* _Task description_: Every line of the data must appear again in the answer, exactly as written.

____________________

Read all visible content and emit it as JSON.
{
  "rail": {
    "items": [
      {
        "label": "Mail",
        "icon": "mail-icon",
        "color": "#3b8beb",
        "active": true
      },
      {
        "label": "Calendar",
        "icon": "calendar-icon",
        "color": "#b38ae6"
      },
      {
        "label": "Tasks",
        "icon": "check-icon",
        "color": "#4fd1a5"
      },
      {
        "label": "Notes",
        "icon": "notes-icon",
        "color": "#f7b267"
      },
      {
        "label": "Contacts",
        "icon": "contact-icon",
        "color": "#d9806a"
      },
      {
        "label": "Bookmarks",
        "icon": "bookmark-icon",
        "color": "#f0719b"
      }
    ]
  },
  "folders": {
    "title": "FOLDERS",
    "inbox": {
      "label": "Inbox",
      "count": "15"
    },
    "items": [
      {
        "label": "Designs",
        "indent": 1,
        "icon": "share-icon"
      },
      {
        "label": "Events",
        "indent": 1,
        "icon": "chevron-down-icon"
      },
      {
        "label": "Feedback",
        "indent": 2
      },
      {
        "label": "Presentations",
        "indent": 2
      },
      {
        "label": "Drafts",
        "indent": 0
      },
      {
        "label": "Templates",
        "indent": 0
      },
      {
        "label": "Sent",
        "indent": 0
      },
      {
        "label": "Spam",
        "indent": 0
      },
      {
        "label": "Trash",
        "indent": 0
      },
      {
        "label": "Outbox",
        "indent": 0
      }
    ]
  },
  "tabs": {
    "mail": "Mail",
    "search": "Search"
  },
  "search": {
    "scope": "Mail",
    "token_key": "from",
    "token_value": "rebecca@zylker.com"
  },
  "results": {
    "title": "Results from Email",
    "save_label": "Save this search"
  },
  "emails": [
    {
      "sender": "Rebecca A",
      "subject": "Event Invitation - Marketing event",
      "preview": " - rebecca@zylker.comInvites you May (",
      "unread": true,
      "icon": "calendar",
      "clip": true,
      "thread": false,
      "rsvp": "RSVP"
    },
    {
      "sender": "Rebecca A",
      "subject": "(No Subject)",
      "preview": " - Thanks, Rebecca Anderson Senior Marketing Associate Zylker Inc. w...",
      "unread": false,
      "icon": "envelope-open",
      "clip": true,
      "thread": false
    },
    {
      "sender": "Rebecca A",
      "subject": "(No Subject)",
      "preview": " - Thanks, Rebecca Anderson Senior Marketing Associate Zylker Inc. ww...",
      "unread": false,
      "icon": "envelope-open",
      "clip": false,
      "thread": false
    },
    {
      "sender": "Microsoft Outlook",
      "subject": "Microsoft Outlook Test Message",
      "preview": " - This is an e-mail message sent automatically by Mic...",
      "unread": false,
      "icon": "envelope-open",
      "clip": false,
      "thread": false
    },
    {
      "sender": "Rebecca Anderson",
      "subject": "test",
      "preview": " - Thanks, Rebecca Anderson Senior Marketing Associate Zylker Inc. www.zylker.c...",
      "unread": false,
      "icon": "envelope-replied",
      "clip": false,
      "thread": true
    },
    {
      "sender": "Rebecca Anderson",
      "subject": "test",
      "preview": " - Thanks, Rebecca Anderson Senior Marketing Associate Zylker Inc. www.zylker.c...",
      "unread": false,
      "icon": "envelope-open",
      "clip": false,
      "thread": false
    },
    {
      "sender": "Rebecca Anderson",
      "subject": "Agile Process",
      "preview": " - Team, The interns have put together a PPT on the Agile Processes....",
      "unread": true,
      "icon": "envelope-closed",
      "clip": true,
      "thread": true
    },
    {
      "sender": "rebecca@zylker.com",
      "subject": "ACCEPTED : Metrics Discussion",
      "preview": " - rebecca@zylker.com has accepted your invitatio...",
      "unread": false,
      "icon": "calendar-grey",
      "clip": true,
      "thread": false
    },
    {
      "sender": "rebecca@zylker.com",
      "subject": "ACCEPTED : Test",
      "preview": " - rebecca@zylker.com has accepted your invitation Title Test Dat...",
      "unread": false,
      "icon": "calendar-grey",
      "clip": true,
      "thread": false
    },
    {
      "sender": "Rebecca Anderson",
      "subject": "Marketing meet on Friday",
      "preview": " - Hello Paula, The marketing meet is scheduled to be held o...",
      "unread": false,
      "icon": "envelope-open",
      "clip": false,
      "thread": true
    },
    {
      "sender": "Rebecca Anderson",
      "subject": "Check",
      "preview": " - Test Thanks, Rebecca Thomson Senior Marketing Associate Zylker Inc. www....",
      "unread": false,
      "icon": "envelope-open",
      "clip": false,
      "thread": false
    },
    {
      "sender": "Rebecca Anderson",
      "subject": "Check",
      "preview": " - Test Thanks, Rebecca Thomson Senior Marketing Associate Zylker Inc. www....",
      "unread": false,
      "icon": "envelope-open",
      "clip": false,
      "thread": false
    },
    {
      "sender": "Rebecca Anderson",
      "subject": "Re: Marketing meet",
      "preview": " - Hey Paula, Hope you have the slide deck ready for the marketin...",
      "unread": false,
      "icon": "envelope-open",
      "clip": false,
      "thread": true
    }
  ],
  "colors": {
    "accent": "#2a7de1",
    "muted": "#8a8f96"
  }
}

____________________

* _Response to this exercise_:
Read all visible content and emit it as JSON.
{
  "rail": {
    "items": [
      {
        "label": "Mail",
        "icon": "mail-icon",
        "color": "#3b8beb",
        "active": true
      },
      {
        "label": "Calendar",
        "icon": "calendar-icon",
        "color": "#b38ae6"
      },
      {
        "label": "Tasks",
        "icon": "check-icon",
        "color": "#4fd1a5"
      },
      {
        "label": "Notes",
        "icon": "notes-icon",
        "color": "#f7b267"
      },
      {
        "label": "Contacts",
        "icon": "contact-icon",
        "color": "#d9806a"
      },
      {
        "label": "Bookmarks",
        "icon": "bookmark-icon",
        "color": "#f0719b"
      }
    ]
  },
  "folders": {
    "title": "FOLDERS",
    "inbox": {
      "label": "Inbox",
      "count": "15"
    },
    "items": [
      {
        "label": "Designs",
        "indent": 1,
        "icon": "share-icon"
      },
      {
        "label": "Events",
        "indent": 1,
        "icon": "chevron-down-icon"
      },
      {
        "label": "Feedback",
        "indent": 2
      },
      {
        "label": "Presentations",
        "indent": 2
      },
      {
        "label": "Drafts",
        "indent": 0
      },
      {
        "label": "Templates",
        "indent": 0
      },
      {
        "label": "Sent",
        "indent": 0
      },
      {
        "label": "Spam",
        "indent": 0
      },
      {
        "label": "Trash",
        "indent": 0
      },
      {
        "label": "Outbox",
        "indent": 0
      }
    ]
  },
  "tabs": {
    "mail": "Mail",
    "search": "Search"
  },
  "search": {
    "scope": "Mail",
    "token_key": "from",
    "token_value": "rebecca@zylker.com"
  },
  "results": {
    "title": "Results from Email",
    "save_label": "Save this search"
  },
  "emails": [
    {
      "sender": "Rebecca A",
      "subject": "Event Invitation - Marketing event",
      "preview": " - rebecca@zylker.comInvites you May (",
      "unread": true,
      "icon": "calendar",
      "clip": true,
      "thread": false,
      "rsvp": "RSVP"
    },
    {
      "sender": "Rebecca A",
      "subject": "(No Subject)",
      "preview": " - Thanks, Rebecca Anderson Senior Marketing Associate Zylker Inc. w...",
      "unread": false,
      "icon": "envelope-open",
      "clip": true,
      "thread": false
    },
    {
      "sender": "Rebecca A",
      "subject": "(No Subject)",
      "preview": " - Thanks, Rebecca Anderson Senior Marketing Associate Zylker Inc. ww...",
      "unread": false,
      "icon": "envelope-open",
      "clip": false,
      "thread": false
    },
    {
      "sender": "Microsoft Outlook",
      "subject": "Microsoft Outlook Test Message",
      "preview": " - This is an e-mail message sent automatically by Mic...",
      "unread": false,
      "icon": "envelope-open",
      "clip": false,
      "thread": false
    },
    {
      "sender": "Rebecca Anderson",
      "subject": "test",
      "preview": " - Thanks, Rebecca Anderson Senior Marketing Associate Zylker Inc. www.zylker.c...",
      "unread": false,
      "icon": "envelope-replied",
      "clip": false,
      "thread": true
    },
    {
      "sender": "Rebecca Anderson",
      "subject": "test",
      "preview": " - Thanks, Rebecca Anderson Senior Marketing Associate Zylker Inc. www.zylker.c...",
      "unread": false,
      "icon": "envelope-open",
      "clip": false,
      "thread": false
    },
    {
      "sender": "Rebecca Anderson",
      "subject": "Agile Process",
      "preview": " - Team, The interns have put together a PPT on the Agile Processes....",
      "unread": true,
      "icon": "envelope-closed",
      "clip": true,
      "thread": true
    },
    {
      "sender": "rebecca@zylker.com",
      "subject": "ACCEPTED : Metrics Discussion",
      "preview": " - rebecca@zylker.com has accepted your invitatio...",
      "unread": false,
      "icon": "calendar-grey",
      "clip": true,
      "thread": false
    },
    {
      "sender": "rebecca@zylker.com",
      "subject": "ACCEPTED : Test",
      "preview": " - rebecca@zylker.com has accepted your invitation Title Test Dat...",
      "unread": false,
      "icon": "calendar-grey",
      "clip": true,
      "thread": false
    },
    {
      "sender": "Rebecca Anderson",
      "subject": "Marketing meet on Friday",
      "preview": " - Hello Paula, The marketing meet is scheduled to be held o...",
      "unread": false,
      "icon": "envelope-open",
      "clip": false,
      "thread": true
    },
    {
      "sender": "Rebecca Anderson",
      "subject": "Check",
      "preview": " - Test Thanks, Rebecca Thomson Senior Marketing Associate Zylker Inc. www....",
      "unread": false,
      "icon": "envelope-open",
      "clip": false,
      "thread": false
    },
    {
      "sender": "Rebecca Anderson",
      "subject": "Check",
      "preview": " - Test Thanks, Rebecca Thomson Senior Marketing Associate Zylker Inc. www....",
      "unread": false,
      "icon": "envelope-open",
      "clip": false,
      "thread": false
    },
    {
      "sender": "Rebecca Anderson",
      "subject": "Re: Marketing meet",
      "preview": " - Hey Paula, Hope you have the slide deck ready for the marketin...",
      "unread": false,
      "icon": "envelope-open",
      "clip": false,
      "thread": true
    }
  ],
  "colors": {
    "accent": "#2a7de1",
    "muted": "#8a8f96"
  }
}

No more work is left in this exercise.